Writing a Point-by-Point Paragraph (Semicolons)
There are two basic ways to organize a comparison/contrast -- point-by-point, and block-by-block. A point-by-point organization alternates between the items being compared. In the example below, the first point is what the two animals loved to do. The paragraph then moves to the next point, running, and talks first about the cat, and then about the dog. (Once you set up a sequence, stay with it.) The final point in the paragraph concerns digging, first about the cat, and then about the dog. The block-by-block organization, obviously, puts all the sentences about the cat together, and then all the sentences about the dog. Whichever form of organization one uses, the sentence which sets up the comparison can be neatly done by using a semicolon.
Directions: Think about the pairs of words in the list below. Your objective is to select one pair and write a paragraph about the ideas in that pair. Your first (topic) sentence should indicate a basic contrast between the two ideas, and it should be composed of two main clauses joined by a semicolon. Complete the paragraph by adding three sets of sentences, first about the first term, and then about the second. [Note that some of the ideas, as in the last sentence in the example, can be in subordinate clauses.]
Cats are indoor pets; dogs are more likely to be outdoors. Mysha, our cat, loved to sit above my head on the back of my favorite chair while I watched T.V. My dog Fortune, on the other hand, much preferred to go fishing and run around the river banks.The longest run I ever saw Mysha make was from our bathroom to the front door. He had grabbed the toilet paper in the bathroom and left a trail of paper behind him. Fortune, however, ran with me for miles as I practiced for the cross country team.

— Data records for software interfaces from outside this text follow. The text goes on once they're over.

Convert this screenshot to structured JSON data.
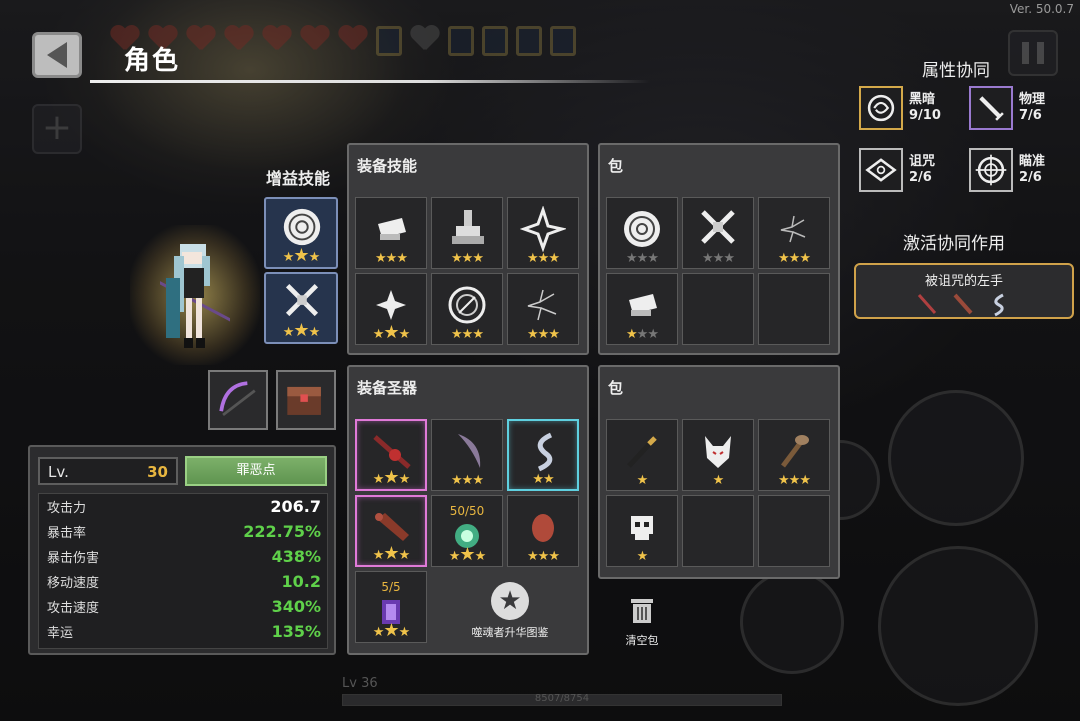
{
  "version": "Ver. 50.0.7",
  "header": {
    "title": "角色"
  },
  "buff_skills": {
    "label": "增益技能"
  },
  "stats": {
    "level_label": "Lv.",
    "level_value": "30",
    "sin_button": "罪恶点",
    "rows": [
      {
        "label": "攻击力",
        "value": "206.7",
        "color": "#ffffff"
      },
      {
        "label": "暴击率",
        "value": "222.75%",
        "color": "#5fd14a"
      },
      {
        "label": "暴击伤害",
        "value": "438%",
        "color": "#5fd14a"
      },
      {
        "label": "移动速度",
        "value": "10.2",
        "color": "#5fd14a"
      },
      {
        "label": "攻击速度",
        "value": "340%",
        "color": "#5fd14a"
      },
      {
        "label": "幸运",
        "value": "135%",
        "color": "#5fd14a"
      }
    ]
  },
  "skills_panel": {
    "title": "装备技能"
  },
  "skills_bag": {
    "title": "包"
  },
  "relics_panel": {
    "title": "装备圣器",
    "counter_1": "50/50",
    "counter_2": "5/5",
    "codex_label": "噬魂者升华图鉴"
  },
  "relics_bag": {
    "title": "包"
  },
  "trash": {
    "label": "清空包"
  },
  "synergy": {
    "title": "属性协同",
    "items": [
      {
        "name": "黑暗",
        "count": "9/10",
        "icon": "dark-swirl-icon"
      },
      {
        "name": "物理",
        "count": "7/6",
        "icon": "sword-icon"
      },
      {
        "name": "诅咒",
        "count": "2/6",
        "icon": "curse-eye-icon"
      },
      {
        "name": "瞄准",
        "count": "2/6",
        "icon": "crosshair-icon"
      }
    ],
    "active_title": "激活协同作用",
    "active_name": "被诅咒的左手"
  },
  "footer": {
    "level": "Lv 36",
    "exp": "8507/8754"
  },
  "colors": {
    "star": "#f0c34a",
    "green_stat": "#5fd14a",
    "gold_border": "#d0a24a"
  }
}
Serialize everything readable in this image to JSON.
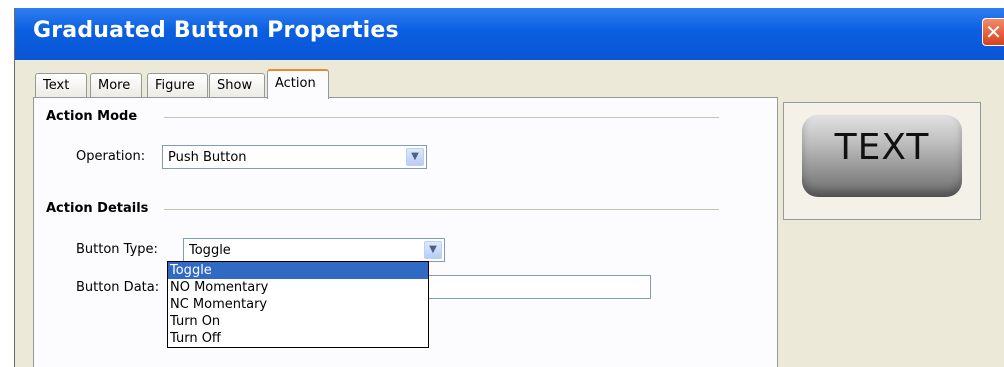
{
  "window": {
    "title": "Graduated Button Properties",
    "close_glyph": "✕"
  },
  "tabs": [
    {
      "label": "Text"
    },
    {
      "label": "More"
    },
    {
      "label": "Figure"
    },
    {
      "label": "Show"
    },
    {
      "label": "Action",
      "active": true
    }
  ],
  "action_mode": {
    "title": "Action Mode",
    "operation_label": "Operation:",
    "operation_value": "Push Button"
  },
  "action_details": {
    "title": "Action Details",
    "button_type_label": "Button Type:",
    "button_type_value": "Toggle",
    "button_data_label": "Button Data:",
    "button_data_value": ""
  },
  "dropdown": {
    "options": [
      "Toggle",
      "NO Momentary",
      "NC Momentary",
      "Turn On",
      "Turn Off"
    ],
    "selected_index": 0
  },
  "preview": {
    "button_text": "TEXT"
  },
  "icons": {
    "combo_arrow": "chevron-down-icon",
    "close": "close-icon"
  },
  "colors": {
    "title_bar": "#0a5fe0",
    "selection": "#316ac5",
    "active_tab_accent": "#e68b2c"
  }
}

Both of my favorite pets liked to dig, but Mysha dug up the dirt in our houseplants, whereas Fortune dug holes in the yard to bury bones.